• DATASET RECORDS

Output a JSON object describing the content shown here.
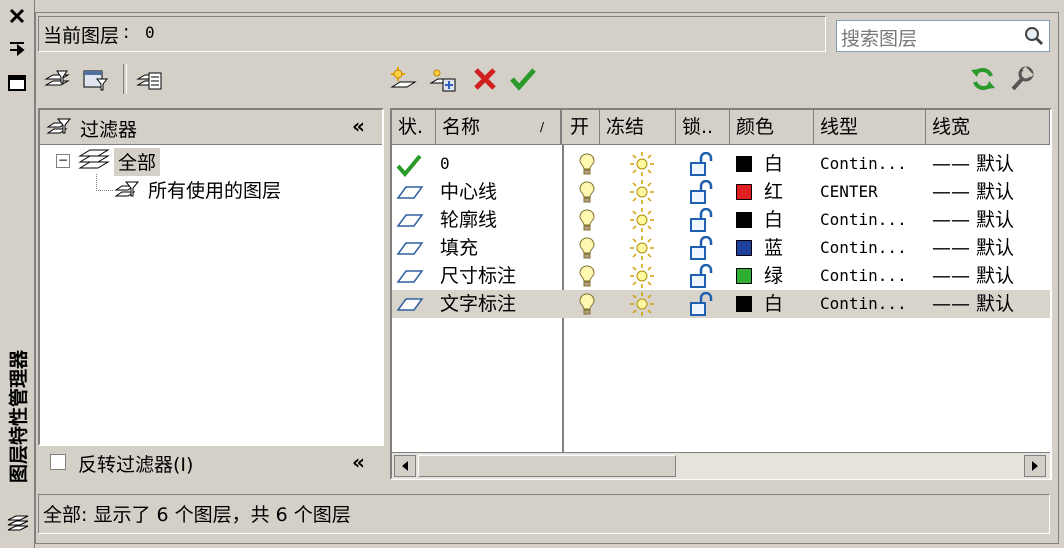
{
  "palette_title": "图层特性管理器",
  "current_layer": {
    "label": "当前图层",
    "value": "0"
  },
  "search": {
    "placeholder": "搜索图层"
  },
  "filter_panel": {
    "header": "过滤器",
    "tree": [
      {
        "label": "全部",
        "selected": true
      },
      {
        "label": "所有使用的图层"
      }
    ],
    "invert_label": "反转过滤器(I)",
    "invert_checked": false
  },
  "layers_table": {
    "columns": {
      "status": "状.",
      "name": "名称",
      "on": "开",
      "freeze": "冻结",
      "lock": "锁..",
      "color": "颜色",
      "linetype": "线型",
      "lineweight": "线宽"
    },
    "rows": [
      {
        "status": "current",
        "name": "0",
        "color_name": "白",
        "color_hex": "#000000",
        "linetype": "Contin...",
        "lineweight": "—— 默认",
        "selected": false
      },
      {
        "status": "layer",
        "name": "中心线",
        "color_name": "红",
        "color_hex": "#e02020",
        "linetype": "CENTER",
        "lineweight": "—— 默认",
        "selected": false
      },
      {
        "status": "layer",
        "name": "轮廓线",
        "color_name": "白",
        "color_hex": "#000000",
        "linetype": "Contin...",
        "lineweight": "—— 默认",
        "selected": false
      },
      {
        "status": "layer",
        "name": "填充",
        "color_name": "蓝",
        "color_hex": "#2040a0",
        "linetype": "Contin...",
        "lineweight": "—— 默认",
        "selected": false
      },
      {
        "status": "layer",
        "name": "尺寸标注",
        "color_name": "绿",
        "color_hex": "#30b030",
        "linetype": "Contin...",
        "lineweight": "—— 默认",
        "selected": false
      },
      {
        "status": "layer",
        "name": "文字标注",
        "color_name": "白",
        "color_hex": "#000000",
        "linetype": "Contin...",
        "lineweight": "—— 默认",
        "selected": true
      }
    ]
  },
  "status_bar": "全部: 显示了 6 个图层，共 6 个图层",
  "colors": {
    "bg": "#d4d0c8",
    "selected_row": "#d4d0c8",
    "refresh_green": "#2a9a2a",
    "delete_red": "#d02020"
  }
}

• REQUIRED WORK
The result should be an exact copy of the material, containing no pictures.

• TASK ANSWER
Output a JSON object describing the content shown here.
{
  "palette_title": "图层特性管理器",
  "current_layer": {
    "label": "当前图层",
    "value": "0"
  },
  "search": {
    "placeholder": "搜索图层"
  },
  "filter_panel": {
    "header": "过滤器",
    "tree": [
      {
        "label": "全部",
        "selected": true
      },
      {
        "label": "所有使用的图层"
      }
    ],
    "invert_label": "反转过滤器(I)",
    "invert_checked": false
  },
  "layers_table": {
    "columns": {
      "status": "状.",
      "name": "名称",
      "on": "开",
      "freeze": "冻结",
      "lock": "锁..",
      "color": "颜色",
      "linetype": "线型",
      "lineweight": "线宽"
    },
    "rows": [
      {
        "status": "current",
        "name": "0",
        "color_name": "白",
        "color_hex": "#000000",
        "linetype": "Contin...",
        "lineweight": "—— 默认",
        "selected": false
      },
      {
        "status": "layer",
        "name": "中心线",
        "color_name": "红",
        "color_hex": "#e02020",
        "linetype": "CENTER",
        "lineweight": "—— 默认",
        "selected": false
      },
      {
        "status": "layer",
        "name": "轮廓线",
        "color_name": "白",
        "color_hex": "#000000",
        "linetype": "Contin...",
        "lineweight": "—— 默认",
        "selected": false
      },
      {
        "status": "layer",
        "name": "填充",
        "color_name": "蓝",
        "color_hex": "#2040a0",
        "linetype": "Contin...",
        "lineweight": "—— 默认",
        "selected": false
      },
      {
        "status": "layer",
        "name": "尺寸标注",
        "color_name": "绿",
        "color_hex": "#30b030",
        "linetype": "Contin...",
        "lineweight": "—— 默认",
        "selected": false
      },
      {
        "status": "layer",
        "name": "文字标注",
        "color_name": "白",
        "color_hex": "#000000",
        "linetype": "Contin...",
        "lineweight": "—— 默认",
        "selected": true
      }
    ]
  },
  "status_bar": "全部: 显示了 6 个图层，共 6 个图层",
  "colors": {
    "bg": "#d4d0c8",
    "selected_row": "#d4d0c8",
    "refresh_green": "#2a9a2a",
    "delete_red": "#d02020"
  }
}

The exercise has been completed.